ACTION ITEM =
Return every line of the listing below so that it matches the original exactly.

DATA SHOWN =

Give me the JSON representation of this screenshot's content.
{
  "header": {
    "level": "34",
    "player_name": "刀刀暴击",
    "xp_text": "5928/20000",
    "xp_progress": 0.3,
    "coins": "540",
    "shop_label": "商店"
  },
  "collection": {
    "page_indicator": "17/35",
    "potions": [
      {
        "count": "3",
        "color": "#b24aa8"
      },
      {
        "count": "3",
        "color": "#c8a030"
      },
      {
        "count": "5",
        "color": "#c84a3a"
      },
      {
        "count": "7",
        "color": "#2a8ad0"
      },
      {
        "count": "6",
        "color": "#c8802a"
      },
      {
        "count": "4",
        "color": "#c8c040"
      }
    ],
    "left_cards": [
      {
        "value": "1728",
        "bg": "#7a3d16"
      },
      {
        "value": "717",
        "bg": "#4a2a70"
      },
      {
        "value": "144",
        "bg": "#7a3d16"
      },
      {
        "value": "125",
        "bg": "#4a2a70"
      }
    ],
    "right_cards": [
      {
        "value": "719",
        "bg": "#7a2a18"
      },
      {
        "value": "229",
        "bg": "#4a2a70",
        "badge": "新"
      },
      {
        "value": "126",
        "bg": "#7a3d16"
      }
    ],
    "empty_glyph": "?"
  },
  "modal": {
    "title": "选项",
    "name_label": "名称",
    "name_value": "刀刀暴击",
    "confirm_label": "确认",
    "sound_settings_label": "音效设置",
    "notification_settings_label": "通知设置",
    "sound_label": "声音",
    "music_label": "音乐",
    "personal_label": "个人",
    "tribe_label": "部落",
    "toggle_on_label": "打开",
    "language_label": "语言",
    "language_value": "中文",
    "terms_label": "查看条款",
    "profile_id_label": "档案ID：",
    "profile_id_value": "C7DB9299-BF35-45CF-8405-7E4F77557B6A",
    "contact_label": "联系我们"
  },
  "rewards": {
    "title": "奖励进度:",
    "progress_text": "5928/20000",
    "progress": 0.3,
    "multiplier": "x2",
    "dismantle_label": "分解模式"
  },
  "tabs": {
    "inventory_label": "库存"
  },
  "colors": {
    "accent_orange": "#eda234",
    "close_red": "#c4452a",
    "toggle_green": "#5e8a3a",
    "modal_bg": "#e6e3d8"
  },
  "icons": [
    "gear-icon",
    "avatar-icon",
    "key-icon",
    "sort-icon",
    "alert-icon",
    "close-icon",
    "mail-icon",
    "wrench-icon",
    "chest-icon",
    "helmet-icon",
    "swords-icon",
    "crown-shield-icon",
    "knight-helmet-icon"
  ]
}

ANSWER TO THE PROBLEM =
Give me the JSON representation of this screenshot's content.
{
  "header": {
    "level": "34",
    "player_name": "刀刀暴击",
    "xp_text": "5928/20000",
    "xp_progress": 0.3,
    "coins": "540",
    "shop_label": "商店"
  },
  "collection": {
    "page_indicator": "17/35",
    "potions": [
      {
        "count": "3",
        "color": "#b24aa8"
      },
      {
        "count": "3",
        "color": "#c8a030"
      },
      {
        "count": "5",
        "color": "#c84a3a"
      },
      {
        "count": "7",
        "color": "#2a8ad0"
      },
      {
        "count": "6",
        "color": "#c8802a"
      },
      {
        "count": "4",
        "color": "#c8c040"
      }
    ],
    "left_cards": [
      {
        "value": "1728",
        "bg": "#7a3d16"
      },
      {
        "value": "717",
        "bg": "#4a2a70"
      },
      {
        "value": "144",
        "bg": "#7a3d16"
      },
      {
        "value": "125",
        "bg": "#4a2a70"
      }
    ],
    "right_cards": [
      {
        "value": "719",
        "bg": "#7a2a18"
      },
      {
        "value": "229",
        "bg": "#4a2a70",
        "badge": "新"
      },
      {
        "value": "126",
        "bg": "#7a3d16"
      }
    ],
    "empty_glyph": "?"
  },
  "modal": {
    "title": "选项",
    "name_label": "名称",
    "name_value": "刀刀暴击",
    "confirm_label": "确认",
    "sound_settings_label": "音效设置",
    "notification_settings_label": "通知设置",
    "sound_label": "声音",
    "music_label": "音乐",
    "personal_label": "个人",
    "tribe_label": "部落",
    "toggle_on_label": "打开",
    "language_label": "语言",
    "language_value": "中文",
    "terms_label": "查看条款",
    "profile_id_label": "档案ID：",
    "profile_id_value": "C7DB9299-BF35-45CF-8405-7E4F77557B6A",
    "contact_label": "联系我们"
  },
  "rewards": {
    "title": "奖励进度:",
    "progress_text": "5928/20000",
    "progress": 0.3,
    "multiplier": "x2",
    "dismantle_label": "分解模式"
  },
  "tabs": {
    "inventory_label": "库存"
  },
  "colors": {
    "accent_orange": "#eda234",
    "close_red": "#c4452a",
    "toggle_green": "#5e8a3a",
    "modal_bg": "#e6e3d8"
  },
  "icons": [
    "gear-icon",
    "avatar-icon",
    "key-icon",
    "sort-icon",
    "alert-icon",
    "close-icon",
    "mail-icon",
    "wrench-icon",
    "chest-icon",
    "helmet-icon",
    "swords-icon",
    "crown-shield-icon",
    "knight-helmet-icon"
  ]
}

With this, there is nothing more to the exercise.